*** Opening RECORDS SUPPLIED ***
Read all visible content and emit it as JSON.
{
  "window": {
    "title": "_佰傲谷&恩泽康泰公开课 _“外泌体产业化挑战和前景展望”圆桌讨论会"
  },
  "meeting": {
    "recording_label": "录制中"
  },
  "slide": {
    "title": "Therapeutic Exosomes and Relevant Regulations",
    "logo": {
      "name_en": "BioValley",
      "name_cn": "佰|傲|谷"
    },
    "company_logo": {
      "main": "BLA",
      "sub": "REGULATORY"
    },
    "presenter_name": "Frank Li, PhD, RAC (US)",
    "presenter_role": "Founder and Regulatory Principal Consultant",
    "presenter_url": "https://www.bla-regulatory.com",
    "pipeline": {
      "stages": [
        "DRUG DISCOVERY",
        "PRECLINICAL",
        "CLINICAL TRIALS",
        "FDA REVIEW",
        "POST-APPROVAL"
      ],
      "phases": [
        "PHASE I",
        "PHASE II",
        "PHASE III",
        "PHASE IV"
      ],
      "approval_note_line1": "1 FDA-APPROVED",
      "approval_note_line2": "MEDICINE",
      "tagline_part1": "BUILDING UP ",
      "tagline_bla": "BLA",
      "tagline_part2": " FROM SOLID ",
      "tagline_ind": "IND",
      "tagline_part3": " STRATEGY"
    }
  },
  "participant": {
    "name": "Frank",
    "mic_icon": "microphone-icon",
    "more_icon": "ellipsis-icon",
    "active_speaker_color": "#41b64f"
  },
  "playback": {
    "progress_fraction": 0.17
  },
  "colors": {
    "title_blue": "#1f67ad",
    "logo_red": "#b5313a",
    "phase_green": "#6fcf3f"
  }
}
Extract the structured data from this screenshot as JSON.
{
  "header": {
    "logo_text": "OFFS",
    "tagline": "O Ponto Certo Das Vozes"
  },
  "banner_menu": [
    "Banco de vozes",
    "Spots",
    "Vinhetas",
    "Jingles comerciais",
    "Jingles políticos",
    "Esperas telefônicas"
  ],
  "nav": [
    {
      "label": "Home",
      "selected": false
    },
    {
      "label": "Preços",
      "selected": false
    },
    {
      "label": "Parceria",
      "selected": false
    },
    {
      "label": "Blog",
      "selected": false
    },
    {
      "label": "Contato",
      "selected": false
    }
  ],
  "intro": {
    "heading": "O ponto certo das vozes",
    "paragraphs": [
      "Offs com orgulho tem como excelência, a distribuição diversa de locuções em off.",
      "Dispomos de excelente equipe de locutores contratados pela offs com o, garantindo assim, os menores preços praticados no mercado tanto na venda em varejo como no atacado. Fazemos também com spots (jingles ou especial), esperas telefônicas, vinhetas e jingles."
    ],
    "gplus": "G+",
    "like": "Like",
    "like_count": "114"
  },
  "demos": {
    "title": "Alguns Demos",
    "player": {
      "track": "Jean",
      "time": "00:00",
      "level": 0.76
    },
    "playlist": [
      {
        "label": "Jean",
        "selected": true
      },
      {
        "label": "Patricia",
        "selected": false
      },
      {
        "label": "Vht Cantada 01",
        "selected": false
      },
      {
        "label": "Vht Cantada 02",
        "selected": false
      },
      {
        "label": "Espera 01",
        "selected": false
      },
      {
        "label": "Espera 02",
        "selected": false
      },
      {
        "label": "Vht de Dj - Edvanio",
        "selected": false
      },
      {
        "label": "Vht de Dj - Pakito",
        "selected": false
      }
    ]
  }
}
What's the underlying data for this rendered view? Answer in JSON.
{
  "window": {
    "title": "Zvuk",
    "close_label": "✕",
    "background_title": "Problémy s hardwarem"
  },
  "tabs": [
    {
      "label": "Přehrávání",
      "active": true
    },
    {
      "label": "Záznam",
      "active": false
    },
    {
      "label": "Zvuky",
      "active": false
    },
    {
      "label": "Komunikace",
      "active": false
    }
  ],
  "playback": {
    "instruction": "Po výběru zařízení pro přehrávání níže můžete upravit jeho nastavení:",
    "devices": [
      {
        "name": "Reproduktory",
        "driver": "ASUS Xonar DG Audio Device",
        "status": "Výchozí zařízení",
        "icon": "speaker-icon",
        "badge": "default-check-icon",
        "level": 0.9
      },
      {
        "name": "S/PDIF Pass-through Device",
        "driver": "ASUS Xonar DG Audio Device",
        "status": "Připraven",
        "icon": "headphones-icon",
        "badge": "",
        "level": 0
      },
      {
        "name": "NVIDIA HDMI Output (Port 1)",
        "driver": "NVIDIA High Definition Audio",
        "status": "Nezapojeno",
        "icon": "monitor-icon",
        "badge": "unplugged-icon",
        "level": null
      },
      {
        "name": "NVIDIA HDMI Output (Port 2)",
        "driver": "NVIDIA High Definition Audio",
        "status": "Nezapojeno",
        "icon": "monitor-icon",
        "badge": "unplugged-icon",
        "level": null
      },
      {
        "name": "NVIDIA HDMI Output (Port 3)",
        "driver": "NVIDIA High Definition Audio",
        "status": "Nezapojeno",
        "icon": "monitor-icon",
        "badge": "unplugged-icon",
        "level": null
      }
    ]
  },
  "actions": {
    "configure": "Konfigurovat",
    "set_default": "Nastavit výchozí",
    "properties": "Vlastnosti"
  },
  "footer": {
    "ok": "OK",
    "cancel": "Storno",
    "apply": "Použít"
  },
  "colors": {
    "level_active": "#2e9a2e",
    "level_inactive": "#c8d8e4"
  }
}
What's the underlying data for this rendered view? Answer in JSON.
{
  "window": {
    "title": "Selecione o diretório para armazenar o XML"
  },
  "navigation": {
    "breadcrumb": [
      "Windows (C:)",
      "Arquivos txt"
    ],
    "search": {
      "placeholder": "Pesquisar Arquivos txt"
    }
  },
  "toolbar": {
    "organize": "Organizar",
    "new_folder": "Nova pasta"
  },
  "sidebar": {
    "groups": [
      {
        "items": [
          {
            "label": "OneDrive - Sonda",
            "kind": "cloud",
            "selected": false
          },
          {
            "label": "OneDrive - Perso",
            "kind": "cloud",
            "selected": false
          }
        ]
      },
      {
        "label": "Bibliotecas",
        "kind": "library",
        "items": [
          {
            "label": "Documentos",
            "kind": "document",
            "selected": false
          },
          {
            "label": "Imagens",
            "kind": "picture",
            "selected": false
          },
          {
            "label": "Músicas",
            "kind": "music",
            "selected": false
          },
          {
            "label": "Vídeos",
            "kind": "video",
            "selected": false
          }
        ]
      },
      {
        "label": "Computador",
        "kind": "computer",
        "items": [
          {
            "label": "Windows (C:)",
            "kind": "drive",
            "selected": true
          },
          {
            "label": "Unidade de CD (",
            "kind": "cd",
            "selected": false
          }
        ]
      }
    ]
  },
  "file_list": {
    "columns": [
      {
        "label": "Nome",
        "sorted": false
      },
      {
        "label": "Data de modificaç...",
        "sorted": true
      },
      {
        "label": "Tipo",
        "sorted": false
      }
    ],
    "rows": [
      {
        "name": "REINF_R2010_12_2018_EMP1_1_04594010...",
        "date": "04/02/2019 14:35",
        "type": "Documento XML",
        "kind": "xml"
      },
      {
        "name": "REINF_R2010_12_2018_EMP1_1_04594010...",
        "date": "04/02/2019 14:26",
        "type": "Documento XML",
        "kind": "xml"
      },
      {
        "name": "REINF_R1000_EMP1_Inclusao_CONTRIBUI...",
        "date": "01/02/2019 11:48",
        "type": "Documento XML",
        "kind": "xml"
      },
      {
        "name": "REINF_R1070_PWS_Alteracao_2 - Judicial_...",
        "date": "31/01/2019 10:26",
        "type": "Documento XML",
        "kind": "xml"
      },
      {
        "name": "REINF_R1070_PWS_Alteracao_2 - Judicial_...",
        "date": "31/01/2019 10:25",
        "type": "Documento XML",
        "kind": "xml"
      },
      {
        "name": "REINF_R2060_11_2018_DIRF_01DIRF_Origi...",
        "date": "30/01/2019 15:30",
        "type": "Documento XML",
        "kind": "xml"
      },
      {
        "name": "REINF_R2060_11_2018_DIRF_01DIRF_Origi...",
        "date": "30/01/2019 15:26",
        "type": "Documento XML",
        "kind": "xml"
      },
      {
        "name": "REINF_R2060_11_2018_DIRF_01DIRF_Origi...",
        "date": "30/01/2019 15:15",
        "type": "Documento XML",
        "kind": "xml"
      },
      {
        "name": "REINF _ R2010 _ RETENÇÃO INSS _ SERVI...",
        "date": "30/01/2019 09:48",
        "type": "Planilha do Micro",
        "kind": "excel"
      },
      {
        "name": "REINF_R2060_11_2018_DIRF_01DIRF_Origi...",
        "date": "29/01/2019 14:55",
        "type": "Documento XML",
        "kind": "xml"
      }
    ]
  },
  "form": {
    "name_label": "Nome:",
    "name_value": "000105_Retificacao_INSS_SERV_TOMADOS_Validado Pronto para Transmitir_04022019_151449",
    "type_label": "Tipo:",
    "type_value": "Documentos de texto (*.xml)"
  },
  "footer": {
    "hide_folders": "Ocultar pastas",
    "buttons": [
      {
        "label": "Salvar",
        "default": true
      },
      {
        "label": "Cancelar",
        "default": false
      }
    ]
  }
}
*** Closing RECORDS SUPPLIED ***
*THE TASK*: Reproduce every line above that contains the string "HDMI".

*ANSWER TO THIS EXERCISE*:
        "name": "NVIDIA HDMI Output (Port 1)",
        "name": "NVIDIA HDMI Output (Port 2)",
        "name": "NVIDIA HDMI Output (Port 3)",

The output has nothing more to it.